John Augustus Lowman (1922 - 2011)

Sadly my father passed away yesterday (Thursday, 13 October) at the age of 89. He had had pneumonia for a couple of weeks before and apparently when the antibiotics failed to clear it up, there was nothing the doctors could do. But at least he died peacefully and was in no pain, which is arguably the best way to go.

My father originally came from a working class family in the East End of London, and it is to his great credit that he successfully educated and engineered himself into the position of a successful and prosperous upper middle class professional, enabling him to provide both me and my brother with best in every aspect of life as children, for which we can never express enough gratitude. Generosity was always was one his strong qualities. It was unfortunate that his career never reached full fruition. Nevertheless, his determination and perseverance were exemplary, and he provided us all with an excellent role model in how to succeed and advance in life.

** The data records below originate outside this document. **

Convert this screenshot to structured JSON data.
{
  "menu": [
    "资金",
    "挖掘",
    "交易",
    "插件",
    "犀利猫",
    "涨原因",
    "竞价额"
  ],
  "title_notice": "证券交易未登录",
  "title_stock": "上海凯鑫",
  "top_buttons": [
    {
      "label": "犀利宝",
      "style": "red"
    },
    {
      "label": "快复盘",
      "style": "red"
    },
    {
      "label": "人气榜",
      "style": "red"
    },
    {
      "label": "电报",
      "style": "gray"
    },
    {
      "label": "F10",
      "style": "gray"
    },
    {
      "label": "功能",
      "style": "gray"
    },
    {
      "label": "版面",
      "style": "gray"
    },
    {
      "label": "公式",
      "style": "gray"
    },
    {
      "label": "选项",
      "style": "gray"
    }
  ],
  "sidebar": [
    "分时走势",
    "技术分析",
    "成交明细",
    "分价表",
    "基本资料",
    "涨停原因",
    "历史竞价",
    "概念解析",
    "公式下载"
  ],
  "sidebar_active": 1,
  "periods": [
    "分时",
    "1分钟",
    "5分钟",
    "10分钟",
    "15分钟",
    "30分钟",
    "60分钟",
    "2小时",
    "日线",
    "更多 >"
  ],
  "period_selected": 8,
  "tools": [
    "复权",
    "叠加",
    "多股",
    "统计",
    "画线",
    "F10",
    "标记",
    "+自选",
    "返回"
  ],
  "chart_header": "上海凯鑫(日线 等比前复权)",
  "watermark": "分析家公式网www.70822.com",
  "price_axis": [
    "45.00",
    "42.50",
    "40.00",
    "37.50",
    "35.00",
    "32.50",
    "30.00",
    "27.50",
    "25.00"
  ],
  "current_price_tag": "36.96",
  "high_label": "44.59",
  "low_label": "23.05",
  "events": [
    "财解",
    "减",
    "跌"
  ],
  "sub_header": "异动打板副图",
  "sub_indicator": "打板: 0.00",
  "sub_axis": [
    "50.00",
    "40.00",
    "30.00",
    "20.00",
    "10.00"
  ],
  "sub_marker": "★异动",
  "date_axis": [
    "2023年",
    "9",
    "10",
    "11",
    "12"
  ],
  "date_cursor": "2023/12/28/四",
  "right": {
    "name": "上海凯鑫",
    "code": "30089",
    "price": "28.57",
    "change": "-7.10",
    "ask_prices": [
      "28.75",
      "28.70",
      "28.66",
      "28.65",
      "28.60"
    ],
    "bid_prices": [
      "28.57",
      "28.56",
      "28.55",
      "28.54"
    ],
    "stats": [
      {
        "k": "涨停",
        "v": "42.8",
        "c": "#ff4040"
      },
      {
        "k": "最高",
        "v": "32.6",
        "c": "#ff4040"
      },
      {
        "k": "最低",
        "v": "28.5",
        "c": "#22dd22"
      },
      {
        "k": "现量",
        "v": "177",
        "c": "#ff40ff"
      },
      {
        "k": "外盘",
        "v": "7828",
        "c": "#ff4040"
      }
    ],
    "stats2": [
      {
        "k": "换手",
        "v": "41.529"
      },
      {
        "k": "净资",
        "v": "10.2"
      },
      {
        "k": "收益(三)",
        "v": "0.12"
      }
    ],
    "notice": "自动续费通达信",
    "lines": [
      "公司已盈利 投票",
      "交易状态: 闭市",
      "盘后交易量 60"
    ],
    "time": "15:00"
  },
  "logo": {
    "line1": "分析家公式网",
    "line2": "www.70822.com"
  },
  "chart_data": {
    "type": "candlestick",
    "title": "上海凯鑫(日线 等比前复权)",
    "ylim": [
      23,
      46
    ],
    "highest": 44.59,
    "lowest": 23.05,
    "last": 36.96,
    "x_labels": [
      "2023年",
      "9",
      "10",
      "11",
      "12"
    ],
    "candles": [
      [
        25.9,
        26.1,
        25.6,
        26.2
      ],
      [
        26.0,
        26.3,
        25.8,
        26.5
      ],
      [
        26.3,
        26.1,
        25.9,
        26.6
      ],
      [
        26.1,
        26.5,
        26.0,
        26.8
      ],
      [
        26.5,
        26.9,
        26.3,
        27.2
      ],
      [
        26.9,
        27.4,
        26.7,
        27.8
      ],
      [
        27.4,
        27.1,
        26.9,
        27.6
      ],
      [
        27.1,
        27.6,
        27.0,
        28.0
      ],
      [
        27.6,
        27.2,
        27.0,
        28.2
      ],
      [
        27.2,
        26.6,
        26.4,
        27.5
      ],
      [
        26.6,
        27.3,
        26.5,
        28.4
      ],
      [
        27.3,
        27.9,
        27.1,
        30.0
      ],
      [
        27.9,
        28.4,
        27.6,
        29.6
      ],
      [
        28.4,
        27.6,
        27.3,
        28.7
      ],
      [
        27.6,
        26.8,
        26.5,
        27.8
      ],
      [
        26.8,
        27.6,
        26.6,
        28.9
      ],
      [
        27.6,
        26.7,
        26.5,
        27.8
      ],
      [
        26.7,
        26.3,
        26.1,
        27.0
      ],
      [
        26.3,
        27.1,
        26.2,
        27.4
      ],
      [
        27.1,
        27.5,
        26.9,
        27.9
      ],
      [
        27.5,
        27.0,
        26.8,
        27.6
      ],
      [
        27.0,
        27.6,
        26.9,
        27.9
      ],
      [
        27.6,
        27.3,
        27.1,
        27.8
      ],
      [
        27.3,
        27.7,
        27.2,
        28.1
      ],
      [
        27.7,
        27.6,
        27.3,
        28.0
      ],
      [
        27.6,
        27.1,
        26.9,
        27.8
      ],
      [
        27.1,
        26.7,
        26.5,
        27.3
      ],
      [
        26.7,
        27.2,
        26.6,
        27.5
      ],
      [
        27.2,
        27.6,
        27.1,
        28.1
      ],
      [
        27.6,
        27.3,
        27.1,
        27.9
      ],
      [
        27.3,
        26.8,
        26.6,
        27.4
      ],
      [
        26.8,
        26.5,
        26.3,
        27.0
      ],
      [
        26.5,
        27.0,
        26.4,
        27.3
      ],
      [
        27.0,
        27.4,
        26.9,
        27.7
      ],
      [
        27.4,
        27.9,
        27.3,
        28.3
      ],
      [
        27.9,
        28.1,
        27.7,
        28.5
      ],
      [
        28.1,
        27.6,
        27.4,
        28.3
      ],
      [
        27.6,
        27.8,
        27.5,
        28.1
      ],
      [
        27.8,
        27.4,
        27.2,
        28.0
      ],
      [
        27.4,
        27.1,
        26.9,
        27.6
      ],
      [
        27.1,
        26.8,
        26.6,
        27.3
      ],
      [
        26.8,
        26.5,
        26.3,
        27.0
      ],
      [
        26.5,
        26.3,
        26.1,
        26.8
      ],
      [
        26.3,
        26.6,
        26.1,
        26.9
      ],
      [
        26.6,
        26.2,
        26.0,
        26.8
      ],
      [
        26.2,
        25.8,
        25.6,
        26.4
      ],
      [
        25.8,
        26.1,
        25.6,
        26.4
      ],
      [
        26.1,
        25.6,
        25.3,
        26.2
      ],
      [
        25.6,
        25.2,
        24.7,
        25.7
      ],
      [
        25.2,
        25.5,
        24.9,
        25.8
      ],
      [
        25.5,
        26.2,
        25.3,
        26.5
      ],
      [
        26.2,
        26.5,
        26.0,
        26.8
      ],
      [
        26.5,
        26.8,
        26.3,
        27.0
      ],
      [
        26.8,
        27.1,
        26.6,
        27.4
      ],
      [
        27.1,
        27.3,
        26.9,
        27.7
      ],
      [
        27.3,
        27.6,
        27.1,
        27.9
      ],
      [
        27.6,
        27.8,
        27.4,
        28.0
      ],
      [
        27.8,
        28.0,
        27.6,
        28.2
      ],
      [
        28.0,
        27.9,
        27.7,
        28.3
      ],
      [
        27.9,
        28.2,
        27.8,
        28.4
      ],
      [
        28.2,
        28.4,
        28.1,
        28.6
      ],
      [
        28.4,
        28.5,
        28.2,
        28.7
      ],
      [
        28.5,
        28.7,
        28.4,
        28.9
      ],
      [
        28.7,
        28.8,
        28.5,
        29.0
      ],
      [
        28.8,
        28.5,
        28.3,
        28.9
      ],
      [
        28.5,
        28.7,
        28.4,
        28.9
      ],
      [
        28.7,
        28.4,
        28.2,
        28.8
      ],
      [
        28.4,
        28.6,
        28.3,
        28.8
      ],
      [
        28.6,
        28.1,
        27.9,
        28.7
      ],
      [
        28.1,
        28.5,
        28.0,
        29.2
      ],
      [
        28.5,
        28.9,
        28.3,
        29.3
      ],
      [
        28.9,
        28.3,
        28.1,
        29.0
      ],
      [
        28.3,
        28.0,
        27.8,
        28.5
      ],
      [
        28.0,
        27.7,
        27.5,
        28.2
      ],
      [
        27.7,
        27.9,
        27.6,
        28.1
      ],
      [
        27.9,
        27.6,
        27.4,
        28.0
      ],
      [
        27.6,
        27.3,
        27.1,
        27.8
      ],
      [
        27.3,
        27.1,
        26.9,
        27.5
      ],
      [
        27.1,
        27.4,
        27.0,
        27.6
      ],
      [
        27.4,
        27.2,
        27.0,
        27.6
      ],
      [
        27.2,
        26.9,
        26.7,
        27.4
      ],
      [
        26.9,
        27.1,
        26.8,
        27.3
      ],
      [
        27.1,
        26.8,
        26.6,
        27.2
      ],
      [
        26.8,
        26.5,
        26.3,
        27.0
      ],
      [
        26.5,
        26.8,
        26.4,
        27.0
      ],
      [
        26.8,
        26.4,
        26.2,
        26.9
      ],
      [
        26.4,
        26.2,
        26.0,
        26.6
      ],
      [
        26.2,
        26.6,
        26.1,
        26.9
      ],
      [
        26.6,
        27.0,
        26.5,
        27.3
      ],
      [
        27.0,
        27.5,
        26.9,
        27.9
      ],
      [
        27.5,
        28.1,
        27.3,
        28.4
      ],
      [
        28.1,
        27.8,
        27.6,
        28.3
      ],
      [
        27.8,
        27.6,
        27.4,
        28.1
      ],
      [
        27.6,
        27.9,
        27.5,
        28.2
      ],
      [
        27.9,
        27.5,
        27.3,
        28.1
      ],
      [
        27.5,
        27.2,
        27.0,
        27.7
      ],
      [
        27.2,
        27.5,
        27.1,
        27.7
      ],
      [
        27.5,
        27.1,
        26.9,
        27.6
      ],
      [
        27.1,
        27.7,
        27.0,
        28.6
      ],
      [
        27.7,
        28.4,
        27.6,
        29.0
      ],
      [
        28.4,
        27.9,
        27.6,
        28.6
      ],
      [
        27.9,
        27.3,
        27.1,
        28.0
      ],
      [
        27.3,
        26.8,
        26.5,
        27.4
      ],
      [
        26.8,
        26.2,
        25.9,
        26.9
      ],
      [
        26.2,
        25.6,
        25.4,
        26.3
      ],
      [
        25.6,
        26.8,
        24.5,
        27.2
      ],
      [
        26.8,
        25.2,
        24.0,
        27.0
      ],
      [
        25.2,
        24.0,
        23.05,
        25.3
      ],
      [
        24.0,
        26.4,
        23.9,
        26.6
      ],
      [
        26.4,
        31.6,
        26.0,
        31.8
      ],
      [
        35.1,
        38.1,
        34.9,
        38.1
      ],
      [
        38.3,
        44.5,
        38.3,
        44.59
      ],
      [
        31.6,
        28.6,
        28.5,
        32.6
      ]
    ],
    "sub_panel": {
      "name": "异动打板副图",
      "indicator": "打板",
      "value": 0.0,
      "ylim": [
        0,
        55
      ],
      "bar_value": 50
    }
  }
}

My father, of course, experienced the Second World War in its entirety, being a 17 year old when it begun. He spent a large part of it as a prisoner of war. In fact, the war played a significant role in forming his character, in that he was always very much the military man, with strict discipline and a strong sense of authority. Although some people found this hard to handle, it is always important to remember that he was the product of his times and embodied the values of his generation. Within this framework he always tried to do the right thing and had genuine moral integrity.

What not many people know about him was that he was also a first class musician. He played mostly jazz piano and knew the works of most of the top pianists of his generation (e.g. Oscar Petersen and Earl Hines) and had a flambuoyant side to his character too. Being a musician myself (guitar), I can recognise just how good he was. I only wish I had had the opportunity to play more together with him when he was alive. It was unfortunate that in his later years he became partially blind, which affected not only his music, but also his ability to read. In fact, he was always not only an avid reader but also an excellent linguist, able to speak both French and Spanish fluently. Finally, he was a very strong chess player in his time, attaining Category 2 status while in Argentina. He always beat me!

In addition, he travelled extensively for someone belonging to the pre-jetset age, and he always took a genuine interest in my own travel experiences, particularly in the Far East. Apart from living in South America (Peru and Argentina) for several years in the early 1950s, he also visited France, Belgium and the USA. It's a pity he himself never made it to Asia, as I'm sure he would have been fascinated by the people and culture there.

Although not seriously religious, he knew a lot about Eastern philosophies and religions, particularly Buddhism and Yoga, and I had several stimulating conversations with him. Raja Yoga was the branch that inspired him most, and I sincerely hope his proficiency in that and any residual influence of Christianity will help him now in the after life state and take him to a higher plane.

He will be sadly missed, not only by me but also by my mother for whom he was a constant stalwart. They were married for over 60 years.



Scott Gronmark said...

Heartfelt commiserations, Rob. Thinking of you, your mother and brother.

tropicalrob said...

Thanks, Scott. At least he lived to a good age and didn't suffer at the end. It'll be particularly difficult for my mother. She's hardly spent a day without him around for 60 years.

Sren said...

You wrote very warm hearted, it must feel like a great loss. Our condolences, Robert.